> **YOUR INSTRUCTIONS**
Only the lines holding "icon" are wanted here; copy each from the listing.

> **SOURCE INFORMATION**
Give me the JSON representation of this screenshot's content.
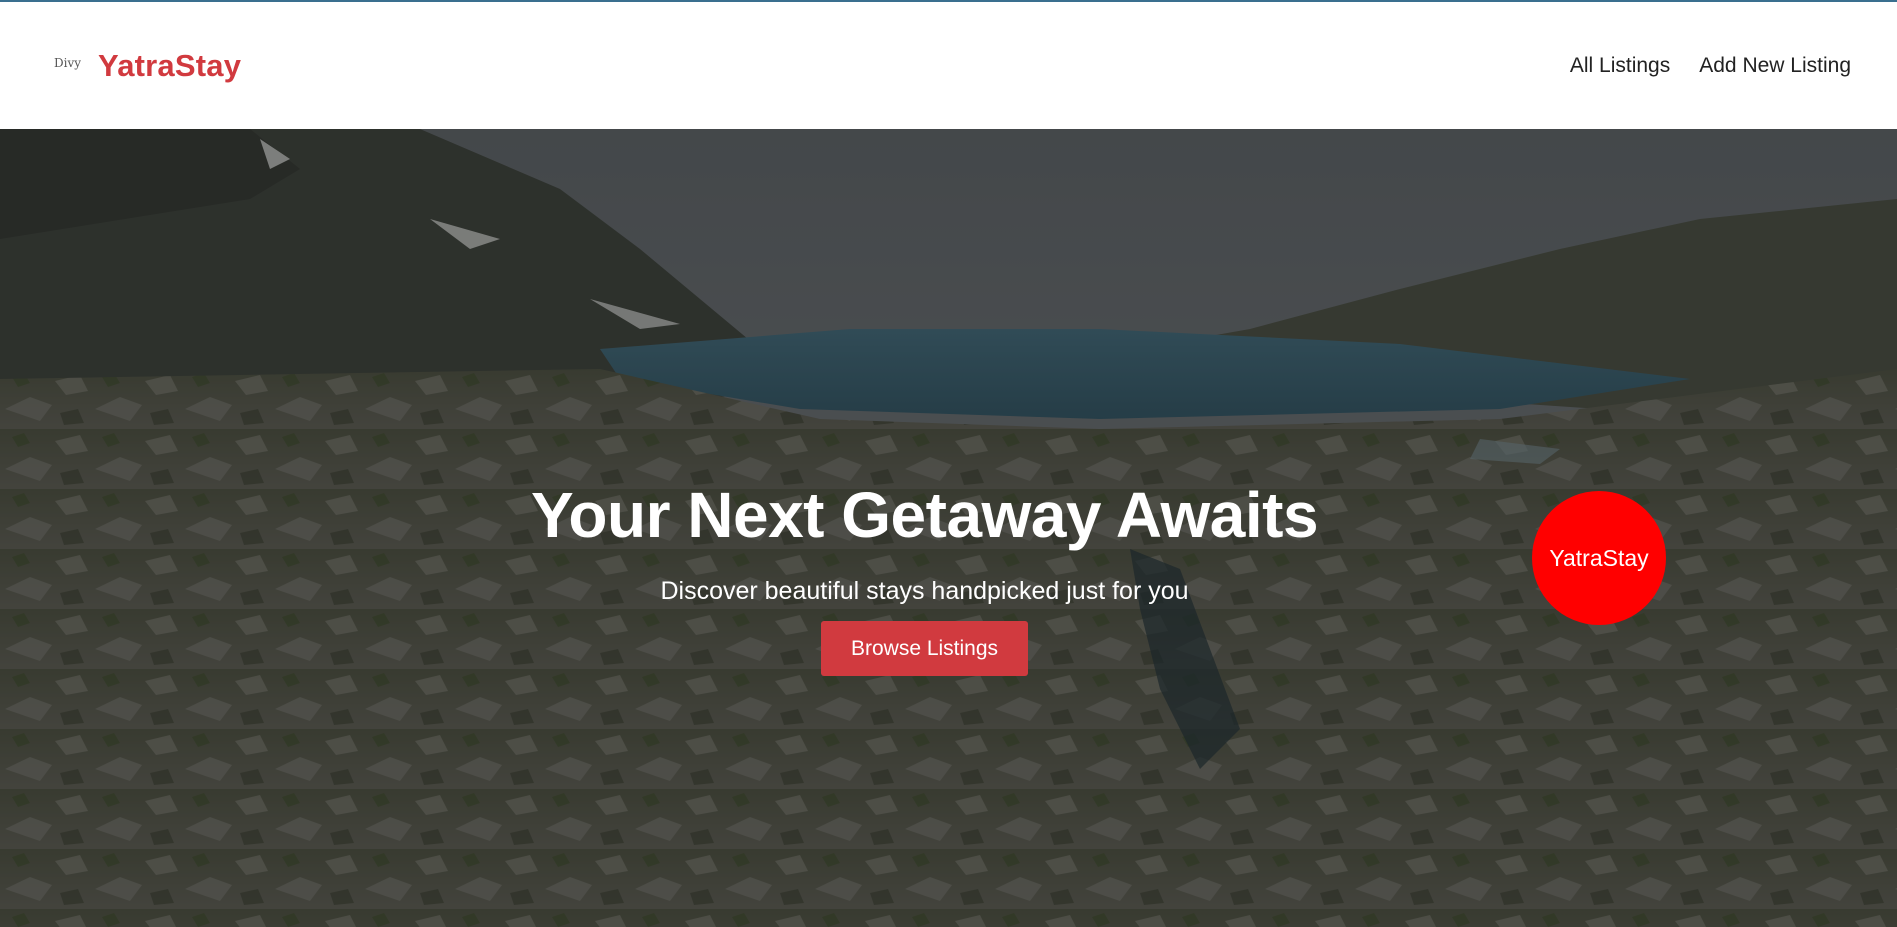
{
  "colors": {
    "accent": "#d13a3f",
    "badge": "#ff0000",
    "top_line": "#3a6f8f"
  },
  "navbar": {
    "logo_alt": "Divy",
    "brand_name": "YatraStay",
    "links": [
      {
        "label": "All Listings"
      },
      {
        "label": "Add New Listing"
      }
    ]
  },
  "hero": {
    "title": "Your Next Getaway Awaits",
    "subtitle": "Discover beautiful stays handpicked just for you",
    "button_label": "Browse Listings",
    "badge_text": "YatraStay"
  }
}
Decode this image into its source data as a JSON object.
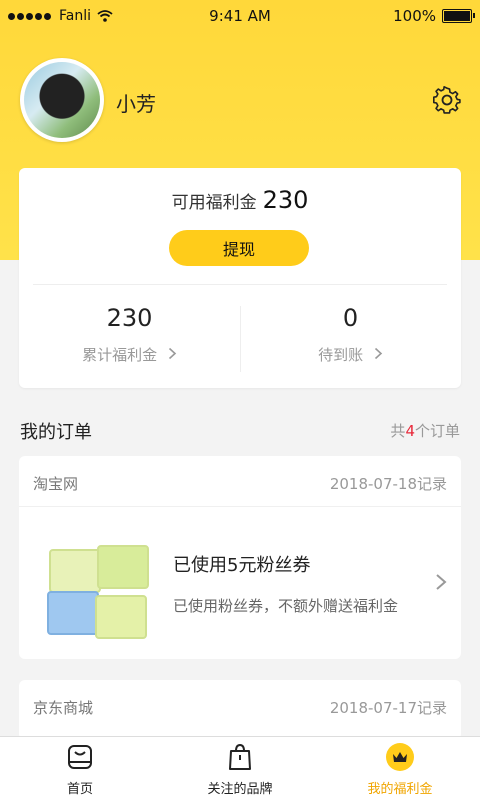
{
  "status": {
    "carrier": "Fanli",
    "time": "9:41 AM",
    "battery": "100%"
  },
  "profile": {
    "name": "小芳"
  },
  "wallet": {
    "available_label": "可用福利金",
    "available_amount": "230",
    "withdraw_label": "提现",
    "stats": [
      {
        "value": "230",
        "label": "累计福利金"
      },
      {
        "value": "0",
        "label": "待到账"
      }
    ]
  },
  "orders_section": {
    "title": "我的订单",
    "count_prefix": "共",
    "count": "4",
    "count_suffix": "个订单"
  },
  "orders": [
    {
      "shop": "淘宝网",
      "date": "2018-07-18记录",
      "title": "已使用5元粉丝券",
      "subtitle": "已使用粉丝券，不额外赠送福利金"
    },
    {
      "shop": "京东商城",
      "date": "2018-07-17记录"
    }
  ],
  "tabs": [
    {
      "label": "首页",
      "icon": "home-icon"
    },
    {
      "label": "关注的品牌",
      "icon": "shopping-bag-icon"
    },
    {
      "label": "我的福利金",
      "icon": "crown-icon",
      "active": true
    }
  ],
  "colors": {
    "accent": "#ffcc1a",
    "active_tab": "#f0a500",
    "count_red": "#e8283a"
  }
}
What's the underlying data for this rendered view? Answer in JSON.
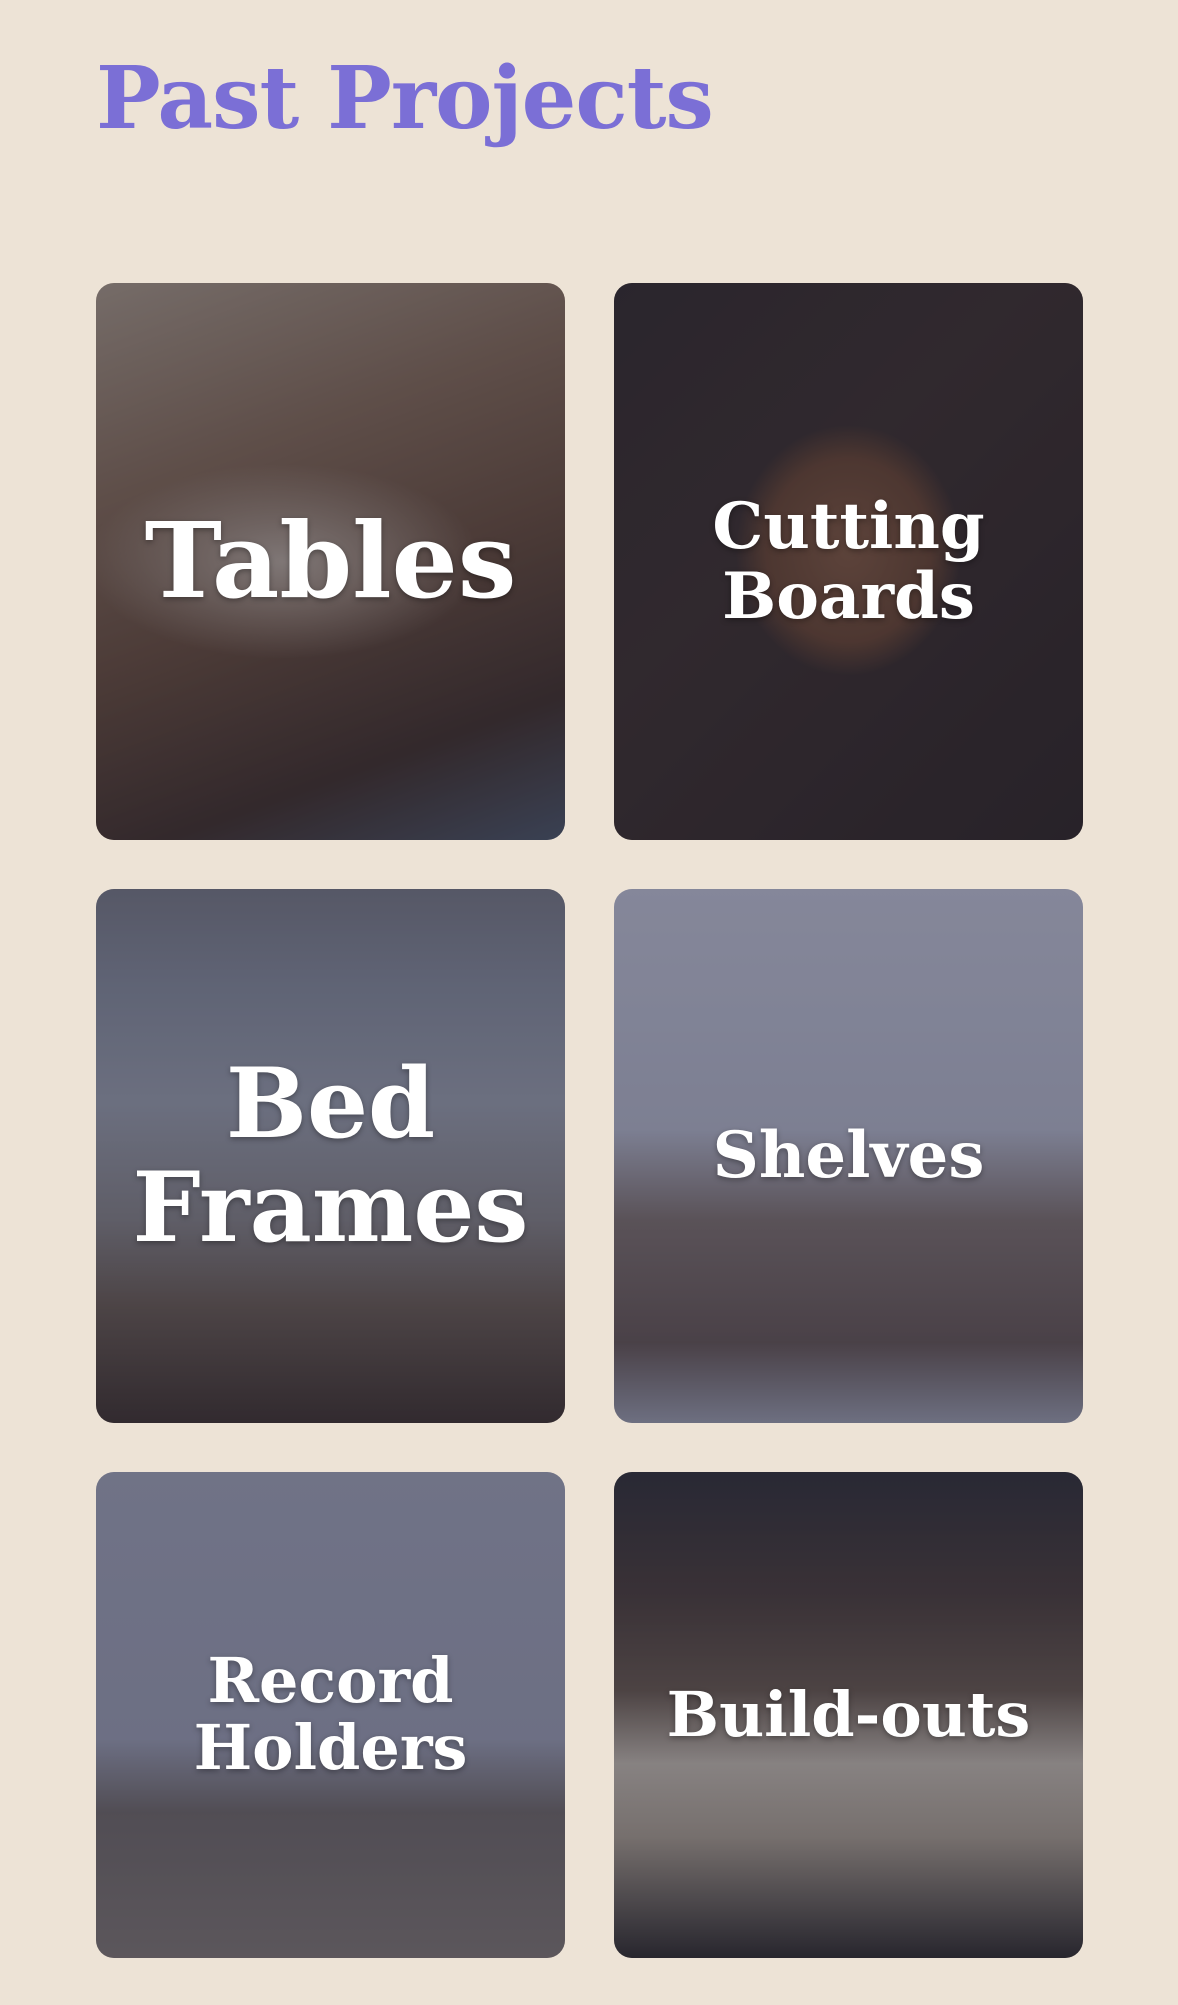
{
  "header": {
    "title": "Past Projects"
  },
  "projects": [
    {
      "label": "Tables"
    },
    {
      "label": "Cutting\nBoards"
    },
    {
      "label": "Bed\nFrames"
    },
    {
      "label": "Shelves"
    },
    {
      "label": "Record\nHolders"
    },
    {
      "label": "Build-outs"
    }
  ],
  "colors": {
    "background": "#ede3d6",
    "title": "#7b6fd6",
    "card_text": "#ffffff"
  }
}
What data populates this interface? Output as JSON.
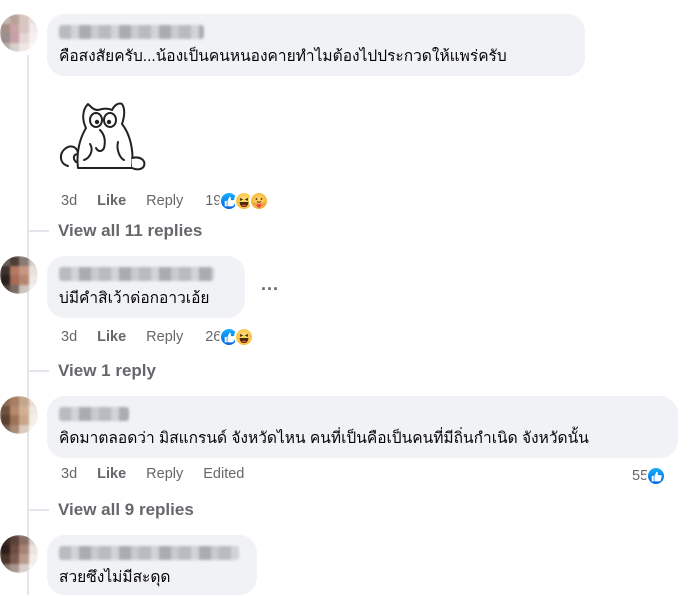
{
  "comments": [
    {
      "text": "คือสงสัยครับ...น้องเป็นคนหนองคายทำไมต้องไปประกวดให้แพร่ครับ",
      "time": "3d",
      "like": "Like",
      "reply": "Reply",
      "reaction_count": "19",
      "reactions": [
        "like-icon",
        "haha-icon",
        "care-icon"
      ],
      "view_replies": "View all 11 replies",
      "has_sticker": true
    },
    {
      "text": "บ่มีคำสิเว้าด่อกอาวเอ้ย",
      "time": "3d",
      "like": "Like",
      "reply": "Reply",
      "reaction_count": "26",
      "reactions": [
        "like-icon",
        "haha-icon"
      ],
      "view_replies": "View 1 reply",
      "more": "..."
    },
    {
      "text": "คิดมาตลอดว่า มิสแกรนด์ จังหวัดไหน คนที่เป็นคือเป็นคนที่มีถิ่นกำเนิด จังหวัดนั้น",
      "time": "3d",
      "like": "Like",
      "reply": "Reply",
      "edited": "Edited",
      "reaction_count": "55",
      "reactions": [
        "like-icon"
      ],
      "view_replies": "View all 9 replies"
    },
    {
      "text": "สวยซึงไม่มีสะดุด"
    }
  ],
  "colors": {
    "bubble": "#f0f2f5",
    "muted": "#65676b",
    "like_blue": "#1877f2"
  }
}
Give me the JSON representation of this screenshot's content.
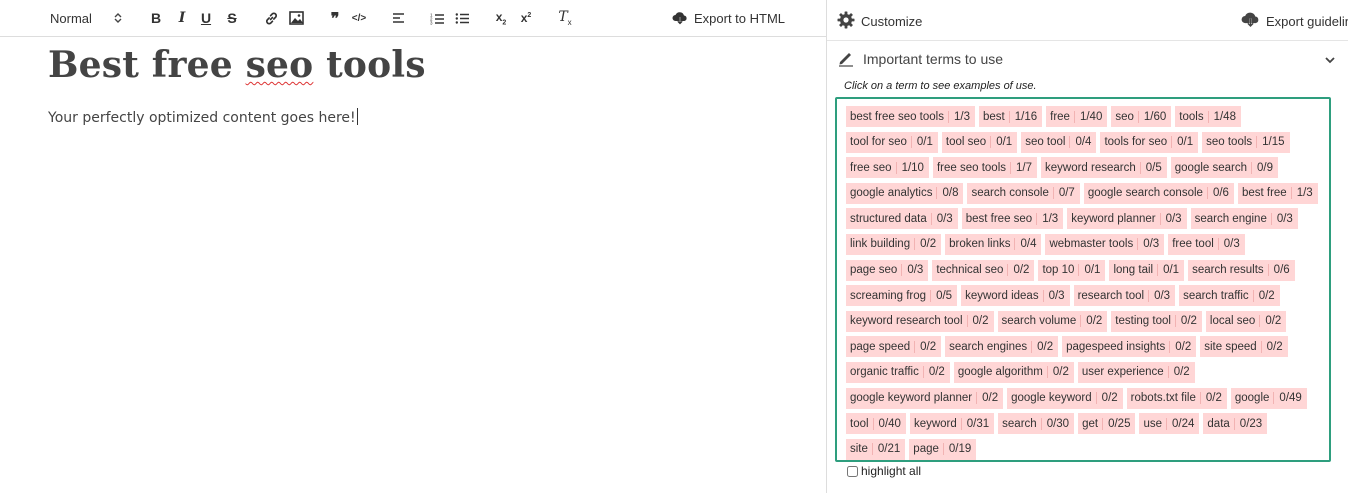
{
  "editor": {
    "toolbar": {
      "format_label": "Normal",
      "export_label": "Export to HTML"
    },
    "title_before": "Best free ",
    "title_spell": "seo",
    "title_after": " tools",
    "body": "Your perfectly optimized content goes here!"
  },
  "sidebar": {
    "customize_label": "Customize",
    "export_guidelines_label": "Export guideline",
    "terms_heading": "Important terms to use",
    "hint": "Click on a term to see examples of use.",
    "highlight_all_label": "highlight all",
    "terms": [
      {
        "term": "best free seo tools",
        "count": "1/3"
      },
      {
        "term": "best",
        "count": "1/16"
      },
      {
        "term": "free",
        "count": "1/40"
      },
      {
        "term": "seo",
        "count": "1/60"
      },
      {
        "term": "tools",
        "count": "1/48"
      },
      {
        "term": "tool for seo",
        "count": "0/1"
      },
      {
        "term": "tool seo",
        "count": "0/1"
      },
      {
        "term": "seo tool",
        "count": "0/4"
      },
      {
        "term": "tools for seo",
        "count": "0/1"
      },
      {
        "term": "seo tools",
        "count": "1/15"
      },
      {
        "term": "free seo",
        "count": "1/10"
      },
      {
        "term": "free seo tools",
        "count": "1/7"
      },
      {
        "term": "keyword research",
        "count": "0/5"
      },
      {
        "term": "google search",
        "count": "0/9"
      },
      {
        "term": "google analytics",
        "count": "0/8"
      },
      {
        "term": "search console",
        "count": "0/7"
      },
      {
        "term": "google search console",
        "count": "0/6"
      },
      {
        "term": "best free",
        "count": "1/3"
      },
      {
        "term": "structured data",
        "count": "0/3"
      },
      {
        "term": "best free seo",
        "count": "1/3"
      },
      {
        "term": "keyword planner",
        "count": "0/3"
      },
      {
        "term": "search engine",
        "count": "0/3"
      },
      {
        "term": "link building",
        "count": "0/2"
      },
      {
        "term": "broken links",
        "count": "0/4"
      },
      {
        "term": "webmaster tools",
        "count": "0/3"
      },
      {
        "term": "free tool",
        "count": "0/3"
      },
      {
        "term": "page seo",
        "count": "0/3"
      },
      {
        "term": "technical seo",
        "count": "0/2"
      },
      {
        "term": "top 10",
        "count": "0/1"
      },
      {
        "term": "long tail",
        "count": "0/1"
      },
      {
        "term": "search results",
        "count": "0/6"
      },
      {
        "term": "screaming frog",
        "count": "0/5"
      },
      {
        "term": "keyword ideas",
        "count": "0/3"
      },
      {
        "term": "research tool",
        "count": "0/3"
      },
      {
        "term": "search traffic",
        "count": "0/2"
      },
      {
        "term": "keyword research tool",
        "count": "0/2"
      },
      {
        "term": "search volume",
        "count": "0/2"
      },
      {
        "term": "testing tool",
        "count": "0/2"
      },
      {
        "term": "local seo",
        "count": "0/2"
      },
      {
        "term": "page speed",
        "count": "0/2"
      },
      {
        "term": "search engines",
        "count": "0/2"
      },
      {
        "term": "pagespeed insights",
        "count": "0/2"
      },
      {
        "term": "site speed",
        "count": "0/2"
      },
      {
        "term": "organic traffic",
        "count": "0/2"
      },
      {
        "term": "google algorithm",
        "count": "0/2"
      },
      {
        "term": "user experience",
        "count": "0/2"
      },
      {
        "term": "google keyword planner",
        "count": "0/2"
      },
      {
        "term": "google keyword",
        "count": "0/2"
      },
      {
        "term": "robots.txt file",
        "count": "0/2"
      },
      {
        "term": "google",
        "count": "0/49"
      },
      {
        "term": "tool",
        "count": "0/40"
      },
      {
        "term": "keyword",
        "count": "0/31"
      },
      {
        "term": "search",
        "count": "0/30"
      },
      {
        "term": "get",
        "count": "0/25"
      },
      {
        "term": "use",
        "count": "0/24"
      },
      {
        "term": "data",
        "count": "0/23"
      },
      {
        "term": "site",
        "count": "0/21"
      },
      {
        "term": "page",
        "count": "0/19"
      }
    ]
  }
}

> **EXERCISE RESULT**
      "icon": "home-icon"
      "icon": "shopping-bag-icon"
      "icon": "crown-icon",
        "like-icon",
        "haha-icon",
        "care-icon"
        "like-icon",
        "haha-icon"
        "like-icon"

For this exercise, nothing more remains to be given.